Following the recent UK changes, young people aged between 12 and 15 will also be offered a second dose of Covid-19 vaccine.
Health & Social Care has announced a raft of changes, which it is aiming to implement as soon as possible.
This includes cutting the gap between second jabs and boosters from six months to three months for over 18s.
Appointments will be offered in descending age groups, with priority being given to older adults and those at risk.
A second dose of vaccine to be offered to young people aged 12 to 15 years with a 12-week gap between the two doses.
Patients who meet the criteria will be sent a letter with an appointment date and time for their booster/second dose. They will be asked to attend their vaccination appointment within a one-hour time slot.
In a bid to cope with the increased workload, the Community Vaccination Centre at Beau Sejour will be open seven days a week between 9.30am and 8pm.
People must bring their appointment letter to the Community Vaccination Centre.
So far about half over 50s have had their booster and Guernsey had been starting to offer booster slots for over 40s. About 95% of local adults have had at least one jab.

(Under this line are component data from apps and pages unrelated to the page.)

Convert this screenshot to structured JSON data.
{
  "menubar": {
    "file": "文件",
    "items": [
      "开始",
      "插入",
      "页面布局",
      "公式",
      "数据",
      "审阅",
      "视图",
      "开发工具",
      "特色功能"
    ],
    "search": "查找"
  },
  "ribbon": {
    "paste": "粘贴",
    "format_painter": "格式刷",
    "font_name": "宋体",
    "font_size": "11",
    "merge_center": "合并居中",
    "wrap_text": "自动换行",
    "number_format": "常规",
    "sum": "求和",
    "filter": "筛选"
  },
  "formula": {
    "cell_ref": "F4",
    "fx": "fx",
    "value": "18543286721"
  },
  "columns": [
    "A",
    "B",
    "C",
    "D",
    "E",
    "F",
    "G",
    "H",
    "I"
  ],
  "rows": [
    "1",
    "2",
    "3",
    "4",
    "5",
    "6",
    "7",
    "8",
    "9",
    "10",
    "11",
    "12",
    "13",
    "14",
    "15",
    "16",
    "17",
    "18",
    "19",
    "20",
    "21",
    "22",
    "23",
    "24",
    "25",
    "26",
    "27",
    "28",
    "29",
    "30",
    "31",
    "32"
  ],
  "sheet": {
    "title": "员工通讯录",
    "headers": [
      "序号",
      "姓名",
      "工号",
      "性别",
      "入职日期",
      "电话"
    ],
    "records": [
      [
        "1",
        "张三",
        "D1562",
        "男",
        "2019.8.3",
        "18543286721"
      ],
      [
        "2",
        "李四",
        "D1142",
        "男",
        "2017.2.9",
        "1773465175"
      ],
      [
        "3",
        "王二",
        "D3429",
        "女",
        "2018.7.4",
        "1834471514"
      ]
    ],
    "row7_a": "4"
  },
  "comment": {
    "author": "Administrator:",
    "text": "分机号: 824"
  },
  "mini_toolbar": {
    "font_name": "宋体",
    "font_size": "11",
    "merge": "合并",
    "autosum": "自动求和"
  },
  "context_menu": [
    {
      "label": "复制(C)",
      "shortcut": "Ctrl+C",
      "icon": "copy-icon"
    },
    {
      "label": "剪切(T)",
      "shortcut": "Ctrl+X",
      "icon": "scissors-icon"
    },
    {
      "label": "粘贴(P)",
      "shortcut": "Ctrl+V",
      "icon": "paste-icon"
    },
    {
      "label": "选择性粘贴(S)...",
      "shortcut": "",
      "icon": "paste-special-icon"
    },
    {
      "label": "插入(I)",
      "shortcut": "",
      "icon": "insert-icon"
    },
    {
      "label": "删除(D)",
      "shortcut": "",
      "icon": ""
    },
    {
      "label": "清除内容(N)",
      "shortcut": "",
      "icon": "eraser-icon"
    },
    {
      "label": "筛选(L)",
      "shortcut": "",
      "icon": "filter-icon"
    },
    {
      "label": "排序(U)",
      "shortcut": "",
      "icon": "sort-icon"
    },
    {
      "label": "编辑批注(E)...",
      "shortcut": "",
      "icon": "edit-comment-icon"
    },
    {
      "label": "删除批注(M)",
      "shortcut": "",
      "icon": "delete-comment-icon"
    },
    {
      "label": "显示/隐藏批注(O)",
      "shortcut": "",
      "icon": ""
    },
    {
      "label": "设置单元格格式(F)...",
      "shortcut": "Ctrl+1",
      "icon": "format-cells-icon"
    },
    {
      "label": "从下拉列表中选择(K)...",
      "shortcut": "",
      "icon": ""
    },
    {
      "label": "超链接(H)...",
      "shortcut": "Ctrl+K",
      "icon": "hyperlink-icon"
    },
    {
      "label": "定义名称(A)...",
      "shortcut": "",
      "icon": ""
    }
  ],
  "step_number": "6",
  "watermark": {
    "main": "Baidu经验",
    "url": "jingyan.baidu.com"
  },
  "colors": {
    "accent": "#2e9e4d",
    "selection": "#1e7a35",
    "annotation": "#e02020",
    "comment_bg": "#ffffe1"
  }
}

HSC president Al Brouard said the announcement of Omicron variant had led to the acceleration of the booster deployment in the UK and Guernsey.
'We have, and continue to, follow JCVI advice on these matters and will be accelerating our own programme to ensure as many islanders as possible have maximum Covid-19 protection before the end of the year,' he said.
'I would like to thank, once again, the Committee for Education, Sport & Culture along with Beau Sejour users, for their patience as we continue to utilise the leisure centre to deliver this programme.'
Medical Director Dr Peter Rabey said the booster programme was essential to protect islanders' health.
'An analysis of the individuals who have been admitted into hospital in this most recent 'wave' shows that the 8% of unvaccinated adults (aged 18 or over) in Guernsey have accounted for 41% of the PEH admissions related to Covid-19 but, more concerningly, 71% of those requiring High Dependency Unit/Intensive Care Unit admissions,' he said.
'Some of the patients who required intensive care have had lengthy stays in hospital which means that these specialist beds cannot be used for other patients.'
In this wave there have been 17 Covid-19 related admissions to the PEH - 10 were vaccinated and seven were unvaccinated.
Operational Delivery and Support strategic lead Jason Moriarty said that to accelerate the delivery of the programme, and to use resources as efficiently as possible, they had changed how people will be invited to the Community Vaccination Centre.
'We anticipate that this should also reduce the wait times both at the vaccine drop ins and on the phone lines,' he said.
'Those eligible for a booster vaccine, or a second dose. will be sent a letter with an appointment date and time. We are encouraging individuals to make every effort to prioritise these appointments and attend for their vaccine at their allotted time. We are also asking employers to support the release of staff if their appointment falls within working hours wherever this is practically possible to do so.
'If anyone has exceptional circumstances which means they are unable to attend at their allotted time, we would ask that they call 01481 220006 or email email@example.com in order to make alternative arrangements and to free up that appointment for another person.'